◆ **Data listing**

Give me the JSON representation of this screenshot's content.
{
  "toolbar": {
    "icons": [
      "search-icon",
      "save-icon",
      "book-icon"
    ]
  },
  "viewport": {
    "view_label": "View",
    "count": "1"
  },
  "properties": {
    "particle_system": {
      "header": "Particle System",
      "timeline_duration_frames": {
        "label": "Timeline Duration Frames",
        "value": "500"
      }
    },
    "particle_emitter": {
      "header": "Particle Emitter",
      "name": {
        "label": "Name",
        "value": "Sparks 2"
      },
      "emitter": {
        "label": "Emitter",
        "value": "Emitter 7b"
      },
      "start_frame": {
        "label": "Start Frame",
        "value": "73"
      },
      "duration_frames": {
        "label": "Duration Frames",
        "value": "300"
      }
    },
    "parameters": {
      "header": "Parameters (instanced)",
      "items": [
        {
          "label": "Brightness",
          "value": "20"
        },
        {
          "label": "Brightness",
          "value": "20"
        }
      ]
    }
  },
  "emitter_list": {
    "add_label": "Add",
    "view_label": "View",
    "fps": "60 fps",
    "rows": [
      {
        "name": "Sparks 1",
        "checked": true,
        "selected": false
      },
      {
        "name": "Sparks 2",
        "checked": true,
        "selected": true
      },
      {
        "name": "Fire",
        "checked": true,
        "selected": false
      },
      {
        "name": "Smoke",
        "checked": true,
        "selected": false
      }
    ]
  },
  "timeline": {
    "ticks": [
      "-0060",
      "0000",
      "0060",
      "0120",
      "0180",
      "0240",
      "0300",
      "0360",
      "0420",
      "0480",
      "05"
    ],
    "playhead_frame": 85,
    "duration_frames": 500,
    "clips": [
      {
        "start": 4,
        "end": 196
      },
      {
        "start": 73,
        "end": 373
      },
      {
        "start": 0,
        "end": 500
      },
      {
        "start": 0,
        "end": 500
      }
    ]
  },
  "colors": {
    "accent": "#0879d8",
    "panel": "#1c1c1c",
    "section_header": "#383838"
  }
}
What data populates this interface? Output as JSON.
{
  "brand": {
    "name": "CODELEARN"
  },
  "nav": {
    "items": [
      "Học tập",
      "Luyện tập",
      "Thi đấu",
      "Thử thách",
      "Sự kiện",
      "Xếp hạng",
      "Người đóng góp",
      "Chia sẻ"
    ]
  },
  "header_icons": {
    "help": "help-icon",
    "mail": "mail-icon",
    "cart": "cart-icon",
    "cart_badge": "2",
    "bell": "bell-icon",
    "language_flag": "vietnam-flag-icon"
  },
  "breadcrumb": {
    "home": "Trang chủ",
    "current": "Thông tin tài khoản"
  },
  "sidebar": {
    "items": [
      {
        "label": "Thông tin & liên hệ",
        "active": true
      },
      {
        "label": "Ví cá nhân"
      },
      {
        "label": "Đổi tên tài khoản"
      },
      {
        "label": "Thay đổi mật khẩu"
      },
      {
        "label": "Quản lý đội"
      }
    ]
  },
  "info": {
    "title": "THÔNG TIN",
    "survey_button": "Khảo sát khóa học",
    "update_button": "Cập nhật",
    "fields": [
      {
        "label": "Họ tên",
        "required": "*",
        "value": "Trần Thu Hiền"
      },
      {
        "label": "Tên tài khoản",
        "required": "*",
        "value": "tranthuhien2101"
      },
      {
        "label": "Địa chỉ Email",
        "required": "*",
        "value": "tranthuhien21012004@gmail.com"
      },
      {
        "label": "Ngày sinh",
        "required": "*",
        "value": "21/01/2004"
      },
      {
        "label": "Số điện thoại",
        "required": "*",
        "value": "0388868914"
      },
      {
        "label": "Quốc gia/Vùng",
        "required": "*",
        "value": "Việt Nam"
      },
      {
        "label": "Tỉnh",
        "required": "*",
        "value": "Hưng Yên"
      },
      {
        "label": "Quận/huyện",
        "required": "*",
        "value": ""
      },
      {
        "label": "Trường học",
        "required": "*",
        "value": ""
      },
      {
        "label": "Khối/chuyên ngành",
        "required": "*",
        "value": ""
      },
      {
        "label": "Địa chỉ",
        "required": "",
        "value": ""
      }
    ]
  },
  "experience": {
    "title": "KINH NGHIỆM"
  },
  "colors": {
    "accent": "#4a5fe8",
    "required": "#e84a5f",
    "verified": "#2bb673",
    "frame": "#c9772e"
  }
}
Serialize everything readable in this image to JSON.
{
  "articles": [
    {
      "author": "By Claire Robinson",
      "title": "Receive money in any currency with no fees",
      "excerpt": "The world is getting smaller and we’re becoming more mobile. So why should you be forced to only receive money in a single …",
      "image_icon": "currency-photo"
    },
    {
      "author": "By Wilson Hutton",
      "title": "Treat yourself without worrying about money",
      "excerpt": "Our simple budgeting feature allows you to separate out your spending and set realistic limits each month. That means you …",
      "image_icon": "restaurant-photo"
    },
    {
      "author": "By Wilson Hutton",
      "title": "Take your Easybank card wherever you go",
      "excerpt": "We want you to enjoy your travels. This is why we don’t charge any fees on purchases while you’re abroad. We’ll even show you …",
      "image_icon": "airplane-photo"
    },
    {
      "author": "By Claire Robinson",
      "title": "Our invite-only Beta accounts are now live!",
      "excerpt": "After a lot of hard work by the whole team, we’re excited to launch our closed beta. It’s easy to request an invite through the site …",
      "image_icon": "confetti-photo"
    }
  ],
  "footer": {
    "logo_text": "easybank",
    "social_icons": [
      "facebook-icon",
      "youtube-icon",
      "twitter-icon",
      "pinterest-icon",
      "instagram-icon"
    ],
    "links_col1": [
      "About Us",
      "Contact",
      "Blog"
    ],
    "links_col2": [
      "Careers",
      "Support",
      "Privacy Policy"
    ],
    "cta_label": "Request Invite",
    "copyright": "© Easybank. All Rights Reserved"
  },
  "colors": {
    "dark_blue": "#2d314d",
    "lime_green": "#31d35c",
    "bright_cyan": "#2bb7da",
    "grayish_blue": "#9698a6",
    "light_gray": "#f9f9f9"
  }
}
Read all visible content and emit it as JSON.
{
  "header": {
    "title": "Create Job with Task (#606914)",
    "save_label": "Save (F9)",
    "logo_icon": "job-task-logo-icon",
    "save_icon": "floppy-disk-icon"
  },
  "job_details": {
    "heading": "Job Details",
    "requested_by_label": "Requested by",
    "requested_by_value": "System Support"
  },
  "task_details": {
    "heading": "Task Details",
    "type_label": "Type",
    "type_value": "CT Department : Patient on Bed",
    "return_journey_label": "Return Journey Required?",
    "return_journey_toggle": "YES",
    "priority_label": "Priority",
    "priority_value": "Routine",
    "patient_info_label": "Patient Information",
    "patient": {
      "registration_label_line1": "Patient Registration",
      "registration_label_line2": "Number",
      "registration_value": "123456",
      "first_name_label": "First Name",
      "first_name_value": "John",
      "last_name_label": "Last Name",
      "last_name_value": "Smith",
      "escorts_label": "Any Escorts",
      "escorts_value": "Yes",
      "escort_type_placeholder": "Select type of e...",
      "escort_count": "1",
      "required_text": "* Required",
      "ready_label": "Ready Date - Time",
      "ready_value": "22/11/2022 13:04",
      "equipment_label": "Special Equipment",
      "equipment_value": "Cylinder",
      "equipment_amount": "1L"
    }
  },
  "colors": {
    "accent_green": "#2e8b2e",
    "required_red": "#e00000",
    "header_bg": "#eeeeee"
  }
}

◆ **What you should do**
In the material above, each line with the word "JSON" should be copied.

◆ **Solution to this task**
Give me the JSON representation of this screenshot's content.
What data populates this interface? Output as JSON.
Serialize everything readable in this image to JSON.
Read all visible content and emit it as JSON.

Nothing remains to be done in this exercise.